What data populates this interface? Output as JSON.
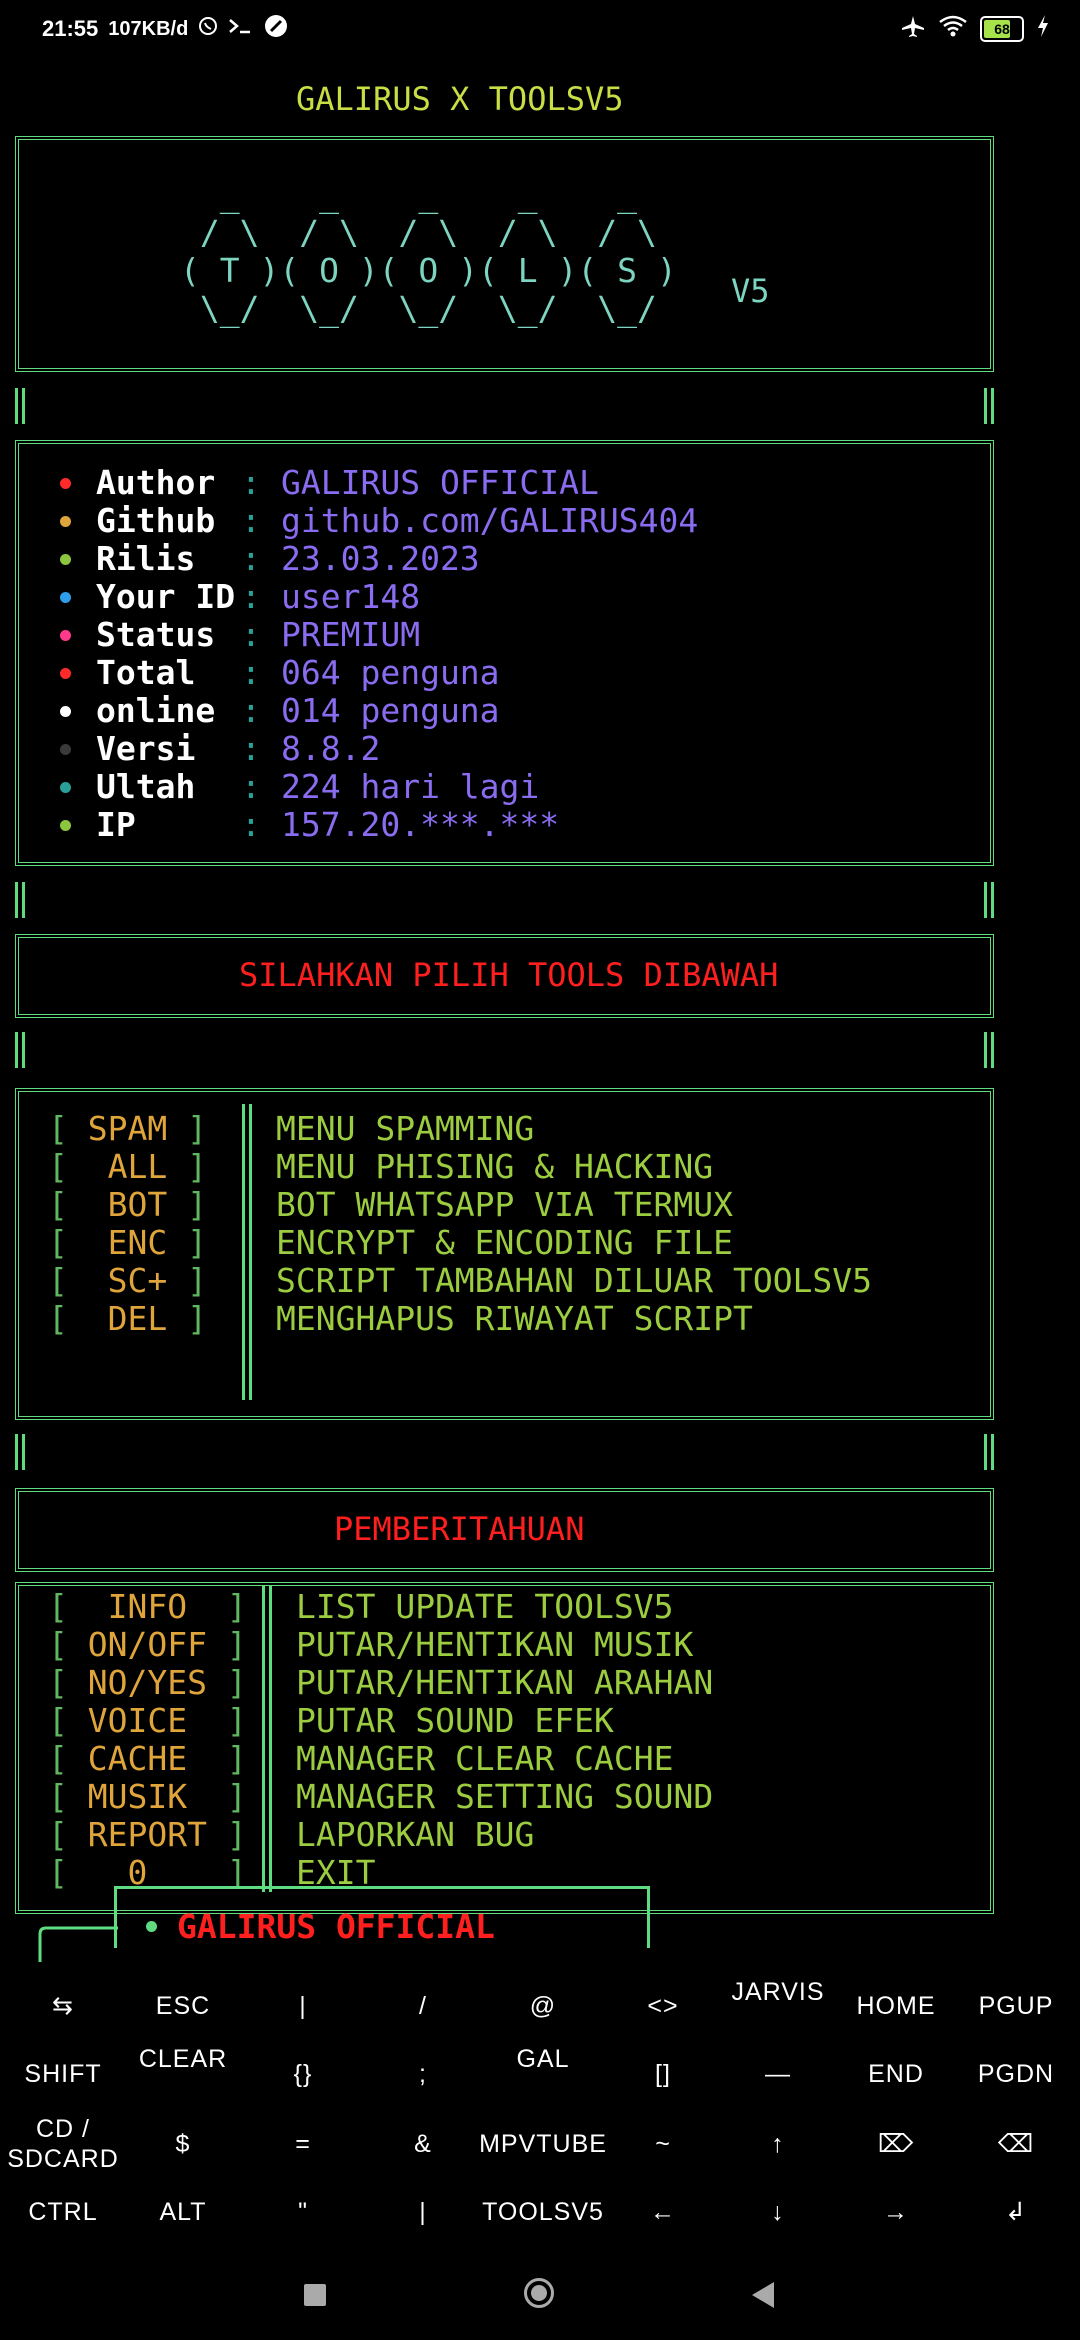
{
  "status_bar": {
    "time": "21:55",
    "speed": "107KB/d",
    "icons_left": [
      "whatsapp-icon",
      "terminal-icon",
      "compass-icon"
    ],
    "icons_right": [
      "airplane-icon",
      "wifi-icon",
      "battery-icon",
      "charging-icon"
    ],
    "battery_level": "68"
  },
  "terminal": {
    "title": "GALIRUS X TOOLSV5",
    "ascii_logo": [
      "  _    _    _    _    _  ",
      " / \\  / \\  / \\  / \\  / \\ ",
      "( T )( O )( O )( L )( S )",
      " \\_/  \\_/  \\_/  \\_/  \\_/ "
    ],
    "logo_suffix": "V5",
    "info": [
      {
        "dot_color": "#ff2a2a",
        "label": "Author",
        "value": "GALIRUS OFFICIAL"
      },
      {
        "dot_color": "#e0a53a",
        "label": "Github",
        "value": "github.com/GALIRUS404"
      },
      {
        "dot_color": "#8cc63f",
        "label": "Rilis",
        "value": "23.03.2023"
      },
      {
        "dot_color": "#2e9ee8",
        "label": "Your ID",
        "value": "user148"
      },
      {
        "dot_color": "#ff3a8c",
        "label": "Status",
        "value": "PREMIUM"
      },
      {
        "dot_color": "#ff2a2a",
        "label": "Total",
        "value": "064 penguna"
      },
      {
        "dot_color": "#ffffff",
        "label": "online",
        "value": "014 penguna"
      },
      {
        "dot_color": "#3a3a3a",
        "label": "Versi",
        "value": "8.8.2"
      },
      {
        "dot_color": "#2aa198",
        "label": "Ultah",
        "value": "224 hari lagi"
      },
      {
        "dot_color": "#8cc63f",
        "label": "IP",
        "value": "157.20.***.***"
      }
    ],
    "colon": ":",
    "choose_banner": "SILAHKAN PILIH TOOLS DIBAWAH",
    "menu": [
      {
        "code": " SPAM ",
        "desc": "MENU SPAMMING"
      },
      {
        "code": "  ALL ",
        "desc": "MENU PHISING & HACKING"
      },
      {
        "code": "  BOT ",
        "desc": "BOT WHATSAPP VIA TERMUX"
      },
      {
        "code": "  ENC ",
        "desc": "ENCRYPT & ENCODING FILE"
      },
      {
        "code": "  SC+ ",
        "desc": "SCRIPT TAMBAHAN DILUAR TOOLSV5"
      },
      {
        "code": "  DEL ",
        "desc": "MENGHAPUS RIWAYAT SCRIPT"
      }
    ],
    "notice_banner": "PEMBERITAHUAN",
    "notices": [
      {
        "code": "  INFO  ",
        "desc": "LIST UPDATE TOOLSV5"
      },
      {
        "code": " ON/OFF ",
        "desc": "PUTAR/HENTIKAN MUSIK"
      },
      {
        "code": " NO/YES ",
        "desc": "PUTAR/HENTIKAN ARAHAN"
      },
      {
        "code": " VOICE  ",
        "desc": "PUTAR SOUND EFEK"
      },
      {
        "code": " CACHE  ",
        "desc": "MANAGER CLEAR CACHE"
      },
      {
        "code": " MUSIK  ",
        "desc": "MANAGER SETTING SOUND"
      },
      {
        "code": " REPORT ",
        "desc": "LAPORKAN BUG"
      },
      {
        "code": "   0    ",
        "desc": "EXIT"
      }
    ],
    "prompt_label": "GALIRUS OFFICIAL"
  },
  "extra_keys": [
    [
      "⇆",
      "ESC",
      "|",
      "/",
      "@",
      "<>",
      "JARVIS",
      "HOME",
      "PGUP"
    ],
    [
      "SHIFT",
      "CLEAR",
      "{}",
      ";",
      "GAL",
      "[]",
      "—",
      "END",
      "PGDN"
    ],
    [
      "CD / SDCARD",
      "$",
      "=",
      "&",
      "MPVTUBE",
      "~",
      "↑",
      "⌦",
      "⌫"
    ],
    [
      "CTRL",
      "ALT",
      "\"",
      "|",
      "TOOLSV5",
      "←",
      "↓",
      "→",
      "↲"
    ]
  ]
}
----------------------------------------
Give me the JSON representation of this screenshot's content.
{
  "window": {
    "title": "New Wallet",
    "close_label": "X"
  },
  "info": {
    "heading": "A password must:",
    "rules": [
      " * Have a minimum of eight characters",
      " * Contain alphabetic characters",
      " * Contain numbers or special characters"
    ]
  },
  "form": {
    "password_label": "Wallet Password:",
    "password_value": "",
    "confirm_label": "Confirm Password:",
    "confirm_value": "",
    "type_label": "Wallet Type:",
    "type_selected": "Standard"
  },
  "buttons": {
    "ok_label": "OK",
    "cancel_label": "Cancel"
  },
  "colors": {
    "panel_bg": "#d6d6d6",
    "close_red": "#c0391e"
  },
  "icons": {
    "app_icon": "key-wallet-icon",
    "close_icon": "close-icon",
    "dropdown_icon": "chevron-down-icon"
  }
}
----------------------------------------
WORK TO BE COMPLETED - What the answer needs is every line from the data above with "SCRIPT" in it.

YOUR SOLUTION -
        "desc": "SCRIPT TAMBAHAN DILUAR TOOLSV5"
        "desc": "MENGHAPUS RIWAYAT SCRIPT"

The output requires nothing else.